*** Block opens ***

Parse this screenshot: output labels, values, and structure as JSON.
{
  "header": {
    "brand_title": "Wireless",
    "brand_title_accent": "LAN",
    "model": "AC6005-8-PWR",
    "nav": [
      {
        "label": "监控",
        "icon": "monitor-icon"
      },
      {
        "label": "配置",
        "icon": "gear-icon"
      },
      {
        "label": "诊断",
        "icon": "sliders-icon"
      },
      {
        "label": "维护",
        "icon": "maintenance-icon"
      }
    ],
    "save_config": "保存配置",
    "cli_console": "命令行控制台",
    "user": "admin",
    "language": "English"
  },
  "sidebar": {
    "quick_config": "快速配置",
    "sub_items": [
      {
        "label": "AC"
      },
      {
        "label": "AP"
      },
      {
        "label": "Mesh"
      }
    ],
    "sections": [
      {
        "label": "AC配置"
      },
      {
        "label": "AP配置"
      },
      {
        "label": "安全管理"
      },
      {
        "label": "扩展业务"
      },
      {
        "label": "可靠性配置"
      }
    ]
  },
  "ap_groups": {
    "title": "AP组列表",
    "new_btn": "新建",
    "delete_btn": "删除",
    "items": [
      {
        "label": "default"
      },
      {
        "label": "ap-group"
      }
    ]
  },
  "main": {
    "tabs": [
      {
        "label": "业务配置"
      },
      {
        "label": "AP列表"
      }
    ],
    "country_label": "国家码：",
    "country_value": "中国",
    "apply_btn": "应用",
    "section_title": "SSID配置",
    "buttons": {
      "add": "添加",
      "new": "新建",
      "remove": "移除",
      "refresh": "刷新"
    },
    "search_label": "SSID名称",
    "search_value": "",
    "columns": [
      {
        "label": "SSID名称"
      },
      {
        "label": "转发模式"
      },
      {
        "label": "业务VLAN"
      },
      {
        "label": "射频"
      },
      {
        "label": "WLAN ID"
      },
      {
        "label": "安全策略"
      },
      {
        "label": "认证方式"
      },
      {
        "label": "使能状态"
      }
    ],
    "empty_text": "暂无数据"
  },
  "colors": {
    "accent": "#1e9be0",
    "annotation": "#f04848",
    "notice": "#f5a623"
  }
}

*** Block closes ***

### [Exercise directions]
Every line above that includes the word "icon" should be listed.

### [The completed task]
        "icon": "monitor-icon"
        "icon": "gear-icon"
        "icon": "sliders-icon"
        "icon": "maintenance-icon"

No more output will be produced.